  • Al Churak, a site proposed by 14th-century topographer and traveller Ishtori Haparchi, aka Astori Pharchi, being eight miles northeast of the ancient ruins known as 'Draä'[5]
  • Muzayrib, an ancient fortress town[5]


  1. ^ Jones, Clifford M. (1971). Old Testament Illustrations. CUP Archive. p. 77.
  2. ^ a b c d e f Negev; Gibson, 2005, p. 277.
  3. ^ Eusebius, Section K: Genesis: Karnaeim. Astaroth Karnaeim.
  4. ^ a b c Wolf, Umhau C. (ed.), Notes. pp. 76-252.
  5. ^ a b Rabbi Joseph Schwarz, [1] and [2] A descriptive geography and brief historical sketch of Palestine, Philadelphia: A. Hart, 1850. Both sources accessed in July 2018


  • Negev, Avraham; Gibson, Shimon (2005). Archaeological Encyclopedia of the Holy Land. Continuum International Publishing Group. p. 277. ISBN 9780826485717.
  • Eusebius of Caesarea (1971). Wolf, Umhau C. (ed.). Onomasticon (Concerning the Place Names in Sacred Scripture). Karnaeim. Astaroth Karnaeim. There is now a large village of Arabia (in a corner of the Batanea) which is called Karnaia beyond the (river) Jordan. There according to tradition the house of Job is pointed out.

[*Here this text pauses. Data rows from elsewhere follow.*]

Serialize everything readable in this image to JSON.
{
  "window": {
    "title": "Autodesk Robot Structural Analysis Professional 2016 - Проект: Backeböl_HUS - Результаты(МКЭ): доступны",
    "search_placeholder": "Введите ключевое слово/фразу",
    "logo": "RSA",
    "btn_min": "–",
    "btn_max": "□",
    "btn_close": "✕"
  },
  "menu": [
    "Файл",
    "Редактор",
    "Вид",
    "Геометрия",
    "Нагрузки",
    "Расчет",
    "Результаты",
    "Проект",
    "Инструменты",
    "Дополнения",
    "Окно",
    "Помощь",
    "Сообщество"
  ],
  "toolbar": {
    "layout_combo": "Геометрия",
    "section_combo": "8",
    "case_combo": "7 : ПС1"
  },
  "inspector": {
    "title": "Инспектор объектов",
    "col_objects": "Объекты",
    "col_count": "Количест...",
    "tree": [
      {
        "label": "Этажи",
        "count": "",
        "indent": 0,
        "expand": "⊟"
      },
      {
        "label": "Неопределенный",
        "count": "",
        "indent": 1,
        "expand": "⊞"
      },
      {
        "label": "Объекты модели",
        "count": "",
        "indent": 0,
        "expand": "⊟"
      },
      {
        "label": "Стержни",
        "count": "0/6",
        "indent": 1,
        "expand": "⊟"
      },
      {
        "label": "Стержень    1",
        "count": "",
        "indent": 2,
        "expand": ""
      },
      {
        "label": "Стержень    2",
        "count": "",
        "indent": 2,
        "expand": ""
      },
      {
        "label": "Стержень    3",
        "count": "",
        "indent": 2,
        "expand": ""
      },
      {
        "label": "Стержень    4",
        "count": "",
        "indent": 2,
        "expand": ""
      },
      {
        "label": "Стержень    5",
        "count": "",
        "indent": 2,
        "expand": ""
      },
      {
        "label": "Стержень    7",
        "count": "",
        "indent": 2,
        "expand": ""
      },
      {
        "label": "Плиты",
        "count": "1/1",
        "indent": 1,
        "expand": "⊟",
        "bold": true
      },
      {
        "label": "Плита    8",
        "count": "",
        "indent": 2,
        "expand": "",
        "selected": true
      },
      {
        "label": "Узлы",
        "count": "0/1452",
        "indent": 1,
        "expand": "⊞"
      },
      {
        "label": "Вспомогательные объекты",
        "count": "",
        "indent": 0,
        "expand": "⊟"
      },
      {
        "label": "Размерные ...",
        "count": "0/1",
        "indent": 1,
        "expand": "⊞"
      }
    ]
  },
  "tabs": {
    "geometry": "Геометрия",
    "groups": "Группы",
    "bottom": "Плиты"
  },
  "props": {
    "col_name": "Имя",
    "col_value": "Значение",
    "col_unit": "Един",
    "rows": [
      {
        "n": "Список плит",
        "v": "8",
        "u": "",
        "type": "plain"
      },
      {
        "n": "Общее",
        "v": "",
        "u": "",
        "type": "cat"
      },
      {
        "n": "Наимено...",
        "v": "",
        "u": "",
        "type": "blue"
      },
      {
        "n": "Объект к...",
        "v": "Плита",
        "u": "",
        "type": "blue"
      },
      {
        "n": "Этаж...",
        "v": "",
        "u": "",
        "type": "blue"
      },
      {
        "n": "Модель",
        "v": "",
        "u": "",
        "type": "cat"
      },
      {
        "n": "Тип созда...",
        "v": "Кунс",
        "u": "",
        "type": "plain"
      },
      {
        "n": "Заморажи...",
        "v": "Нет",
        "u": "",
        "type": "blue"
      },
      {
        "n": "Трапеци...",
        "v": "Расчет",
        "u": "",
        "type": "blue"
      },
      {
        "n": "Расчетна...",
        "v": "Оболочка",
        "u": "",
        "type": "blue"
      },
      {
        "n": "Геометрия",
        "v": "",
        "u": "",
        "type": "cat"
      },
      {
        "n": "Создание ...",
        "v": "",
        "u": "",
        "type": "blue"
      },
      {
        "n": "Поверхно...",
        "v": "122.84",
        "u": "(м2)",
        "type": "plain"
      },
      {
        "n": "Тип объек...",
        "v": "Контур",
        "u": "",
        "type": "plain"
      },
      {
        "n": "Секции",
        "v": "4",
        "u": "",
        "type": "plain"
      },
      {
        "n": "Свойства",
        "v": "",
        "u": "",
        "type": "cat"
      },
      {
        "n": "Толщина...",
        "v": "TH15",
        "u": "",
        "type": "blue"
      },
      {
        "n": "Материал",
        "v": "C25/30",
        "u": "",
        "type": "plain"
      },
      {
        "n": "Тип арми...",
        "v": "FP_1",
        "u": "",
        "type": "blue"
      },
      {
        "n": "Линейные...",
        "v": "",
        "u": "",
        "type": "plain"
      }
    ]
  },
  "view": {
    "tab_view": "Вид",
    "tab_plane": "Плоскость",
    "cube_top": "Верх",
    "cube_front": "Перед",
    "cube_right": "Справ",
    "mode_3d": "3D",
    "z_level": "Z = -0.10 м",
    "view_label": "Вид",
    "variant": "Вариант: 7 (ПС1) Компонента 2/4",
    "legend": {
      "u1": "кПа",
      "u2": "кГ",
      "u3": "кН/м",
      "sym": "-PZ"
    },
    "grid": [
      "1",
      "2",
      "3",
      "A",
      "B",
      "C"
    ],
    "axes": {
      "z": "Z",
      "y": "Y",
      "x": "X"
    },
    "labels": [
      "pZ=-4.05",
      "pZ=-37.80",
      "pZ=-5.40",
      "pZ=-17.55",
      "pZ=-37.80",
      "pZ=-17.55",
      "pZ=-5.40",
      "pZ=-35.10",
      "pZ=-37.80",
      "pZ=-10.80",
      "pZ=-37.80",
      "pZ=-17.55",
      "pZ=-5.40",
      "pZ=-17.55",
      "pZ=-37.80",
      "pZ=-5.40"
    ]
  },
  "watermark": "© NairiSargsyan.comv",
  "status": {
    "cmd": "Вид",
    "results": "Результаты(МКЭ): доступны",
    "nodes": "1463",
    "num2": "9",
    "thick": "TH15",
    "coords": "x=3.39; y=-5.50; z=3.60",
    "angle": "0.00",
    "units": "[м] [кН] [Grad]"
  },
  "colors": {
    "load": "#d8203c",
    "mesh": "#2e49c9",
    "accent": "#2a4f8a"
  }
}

  • Wolf, Umhau C., ed. (1971). Eusebius of Caesarea, Onomasticon: Notes. The two villages are best located at Tell 'ashtarah and Sheih Sa'ad. The former is a large tell suitable for the Old Testament Ashtaroth (cf. K. 12:11). Perhaps the latter succeeded as chief administrative city of the district of Karnaeim (cf. K. 112:3). However in the Bible, Astaroth is merely identifying the site of a battle which took place near the city. If so, then Karnaeim added to the name gives the district in which the battle took place (cf. Biblical Archaeologist Dec. 1962, p.109). Eusebius seems to look for two sites.